Minister for Women Julie Anne Genter is facing scrutiny after failing to condemn a characterisation of indecent assault as "pinching somebody else's bottom".
Justice Minister Andrew Little offered "pinching the bottom of a prison officer" as an example of a non-violent assault in the House on Thursday last week.
Mr Little said the offence did not warrant the seven-year sentence the Three Strikes law mandates. That was the same view the judge took in the case, saying if it weren't the law, the sentence might have been 12 months.
The offender ended up with a seven-year sentence, but with the allowance for parole after a third of the sentence is served.

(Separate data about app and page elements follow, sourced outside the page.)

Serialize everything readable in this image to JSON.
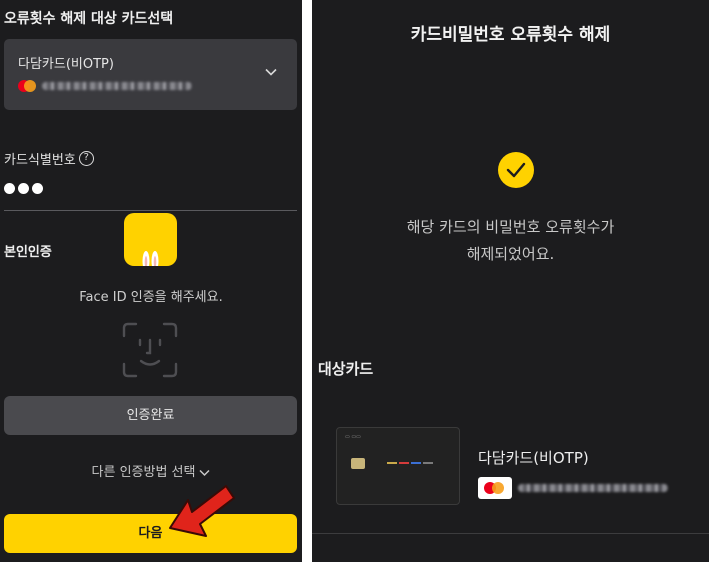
{
  "left_screen": {
    "section_title": "오류횟수 해제 대상 카드선택",
    "card_select": {
      "card_name": "다담카드(비OTP)",
      "chevron_icon": "chevron-down-icon"
    },
    "card_id_label": "카드식별번호",
    "help_icon_glyph": "?",
    "pin_length": 3,
    "auth_label": "본인인증",
    "faceid_prompt": "Face ID 인증을 해주세요.",
    "auth_complete_button": "인증완료",
    "other_method_link": "다른 인증방법 선택",
    "next_button": "다음"
  },
  "right_screen": {
    "title": "카드비밀번호 오류횟수 해제",
    "success_message_line1": "해당 카드의 비밀번호 오류횟수가",
    "success_message_line2": "해제되었어요.",
    "target_label": "대상카드",
    "card_name": "다담카드(비OTP)"
  },
  "colors": {
    "background": "#1c1c1e",
    "accent": "#ffd200",
    "button_gray": "#4a4a4e",
    "arrow_red": "#e0241b"
  }
}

This week, Ms Genter stood by Mr Little as she faced a line of stern questioning from National's Paula Bennett, saying she would not speak to him or ask him to apologise for his description of the assault as "non-violent" and "pinching the bottom".

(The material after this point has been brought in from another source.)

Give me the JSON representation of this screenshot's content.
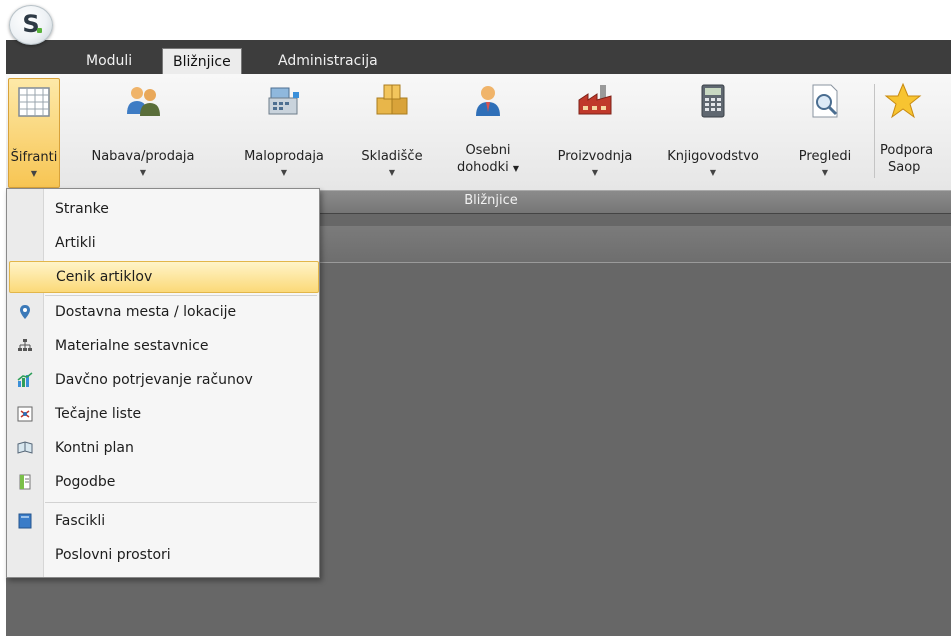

When Ms Bennett asked Ms Genter whether the characterisation "trivialised" the assault, Ms Genter dodged the question.
"As the Minister of Justice has said today and on previous days, indecent assault - including the case the member is referring to - is insidious and unacceptable. I agree with him," she said.
Ms Genter said there is a problem with the underreporting of cases of indecent assault, but she said the Three Strikes law makes it harder for survivors to come forward and for people to be convicted.

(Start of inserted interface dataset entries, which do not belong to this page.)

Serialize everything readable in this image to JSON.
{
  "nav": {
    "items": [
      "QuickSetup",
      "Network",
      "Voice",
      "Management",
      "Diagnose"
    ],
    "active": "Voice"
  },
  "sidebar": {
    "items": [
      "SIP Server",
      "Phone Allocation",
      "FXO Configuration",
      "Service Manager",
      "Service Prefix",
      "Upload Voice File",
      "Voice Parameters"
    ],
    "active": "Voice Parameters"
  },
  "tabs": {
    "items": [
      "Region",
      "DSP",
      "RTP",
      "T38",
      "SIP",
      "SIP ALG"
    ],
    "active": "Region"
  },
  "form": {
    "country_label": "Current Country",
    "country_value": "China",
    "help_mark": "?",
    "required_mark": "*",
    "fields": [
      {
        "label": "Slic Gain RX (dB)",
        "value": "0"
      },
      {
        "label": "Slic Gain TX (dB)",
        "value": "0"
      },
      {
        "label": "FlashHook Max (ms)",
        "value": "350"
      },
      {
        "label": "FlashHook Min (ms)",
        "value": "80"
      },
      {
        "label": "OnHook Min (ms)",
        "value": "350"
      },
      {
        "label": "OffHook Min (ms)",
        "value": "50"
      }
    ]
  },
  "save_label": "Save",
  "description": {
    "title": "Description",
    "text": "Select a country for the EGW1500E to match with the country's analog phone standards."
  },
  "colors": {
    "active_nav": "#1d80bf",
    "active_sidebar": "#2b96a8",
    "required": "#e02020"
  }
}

When asked whether she would speak to the Minister of Justice and whether she will ask him to apologise, Ms Genter repeated she agrees with the Minister of Justice when he said the case was "insidious and unacceptable".
"I won't ask the Minister of Justice to apologise for raising issues about our broken criminal justice system," she said.
Ms Genter told Newshub the National Party are "playing political games around a really serious issue," saying Mr Little's comments were taken out of context.
"It's making it really difficult to address the substance of what the Minister of Justice was getting at when he described that."
"The fundamental issue is around the extreme sentencing that is required under the Three Strikes law, and that extreme sentencing doesn't do anything to help survivors of sexual violence."
She said Mr Little chose an "unfortunate example" of a non-violent crime.
Sentencing notes for the indecent assault describe 25-year-old Raven Casey Campbell grabbing a corrections officer's buttock for 1 to 2 seconds, before making no attempt to move away when asked. The offender grabbed the gate as the guard was trying to leave, asking the officer to talk.
The officer later said she felt "angry, frustrated and totally degraded."
The offender was described as having limited support in the community.